You’ll notice many of the shops and buildings have dried chilies hanging from them. I really grew fond of them and wondered what my neighbors would think of me if I hung chilies out from my California Coastal Ranch house.
On day two, we took the Tamaya Resort free shuttle to our nearest train station. Everything went smoothly and we jumped on the Railrunner train to Santa Fe. The ride is only one hour long. There is no food/bar car, and it’s somewhat utilitarian, however, you can’t beat the price. It’s only $9 each way and it’s a relaxing way to enjoy the views and vistas of the New Mexican landscape.
After we hopped off the train, we walked south a couple of blocks to an indoor farmer’s market. It’s a bustling market (even in off season) with organic, farm goods and handmade items. This is also where I had major trip regret! THIS glorious place is where I should have purchased all my souvenirs and gifts for friends at home. I envisioned having a huge day and thought I’d stop by before we boarded the train later in the day. HUGE MISTAKE as it was closed!
This is THE spot to buy fresh spices, soaps, sages, chili wreaths, weavings and more. It’s also a great place to grab a fresh snack of Hatch Chili Bread or fresh cold-pressed juices. I so blew it.
There is a free bus that is included with the rail fare. It’s not intuitive as to where it stops, so ask someone at the train station before you wander off. Once you do figure it out, the bus takes a loop around town.
Our first stop was the Oldest Building and Oldest Church in the United States. Yep! That’s right. Suck it East Coast! The oldest house and church were established in 1645, so this beats the eastern record!
The Oldest House actually has a gift shop in it, which confused me. After all, if it’s so old, why are we not delicately poking our heads in vs. looking at tourist swag? However, the shop actually has some nice authentic local items and it’s worth looking at.
The Oldest Church was pretty inside but you’ll notice the roof slants. Hey, we all slant at a certain age. Unique Gift Alert – It was not uncommon for Mexican settlers to use Milagros. They were little tin shapes used in prayer. They would be selected based on what energy they would want to focus on to in their life.
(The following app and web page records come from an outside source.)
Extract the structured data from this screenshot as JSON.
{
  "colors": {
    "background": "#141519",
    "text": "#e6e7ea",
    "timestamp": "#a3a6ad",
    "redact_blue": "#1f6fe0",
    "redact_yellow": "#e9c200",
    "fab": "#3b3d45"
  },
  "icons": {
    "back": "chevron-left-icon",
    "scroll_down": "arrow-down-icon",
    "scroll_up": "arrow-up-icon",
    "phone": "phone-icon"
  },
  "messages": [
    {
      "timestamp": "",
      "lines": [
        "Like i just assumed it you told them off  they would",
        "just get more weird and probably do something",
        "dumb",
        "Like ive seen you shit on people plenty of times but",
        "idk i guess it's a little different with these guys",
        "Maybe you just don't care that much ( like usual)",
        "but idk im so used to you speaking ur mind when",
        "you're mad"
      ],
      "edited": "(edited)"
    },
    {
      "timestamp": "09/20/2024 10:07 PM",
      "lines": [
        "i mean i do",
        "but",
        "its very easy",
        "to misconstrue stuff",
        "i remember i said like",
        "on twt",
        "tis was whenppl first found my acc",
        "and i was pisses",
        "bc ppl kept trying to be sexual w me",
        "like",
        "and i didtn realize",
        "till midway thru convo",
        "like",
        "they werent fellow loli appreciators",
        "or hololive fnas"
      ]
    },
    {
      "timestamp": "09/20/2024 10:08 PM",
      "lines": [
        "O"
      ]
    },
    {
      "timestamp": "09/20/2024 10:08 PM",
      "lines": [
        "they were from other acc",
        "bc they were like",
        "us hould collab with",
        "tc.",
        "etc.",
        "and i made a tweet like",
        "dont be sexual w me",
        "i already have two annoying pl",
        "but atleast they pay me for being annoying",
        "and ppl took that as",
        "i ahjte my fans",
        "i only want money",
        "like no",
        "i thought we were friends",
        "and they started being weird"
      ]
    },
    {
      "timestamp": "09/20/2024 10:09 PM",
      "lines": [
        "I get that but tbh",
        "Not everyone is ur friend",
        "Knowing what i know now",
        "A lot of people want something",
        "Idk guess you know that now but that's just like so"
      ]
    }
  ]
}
For example, a heart would mean love, angel wings, wishes to a dead relative, animals symbols were used in prayer in farming. I think these are super cool, and lo and behold you may BUY some in the gift shop. They are cheap, unique and you can pick your own Milagros to pray with, or make a fun vision board.
We shopped for a bit and looked at the vendors selling turquoise and silver jewelry on blankets in the main plaza. There’s some beautiful work, but don’t expect to find anything super cheap. For the most part, you will meet the artisan who created your piece, so if you’re looking for something special, it would be a nice gesture to shop here and support locally made items.
We loved our weekend visit to New Mexico! People were so friendly and kept asking us where we were from. When we said we were from San Diego, they were suprised and said many from my area don’t make it out. They asked if we were there for business. No! We explained that we simply wanted to check out the beautiful high desert landscape and they were so pleased!
There’s so much more to explore in New Mexico, (Taos, Carlsbad Caverns, etc.) so I know we’ll be back!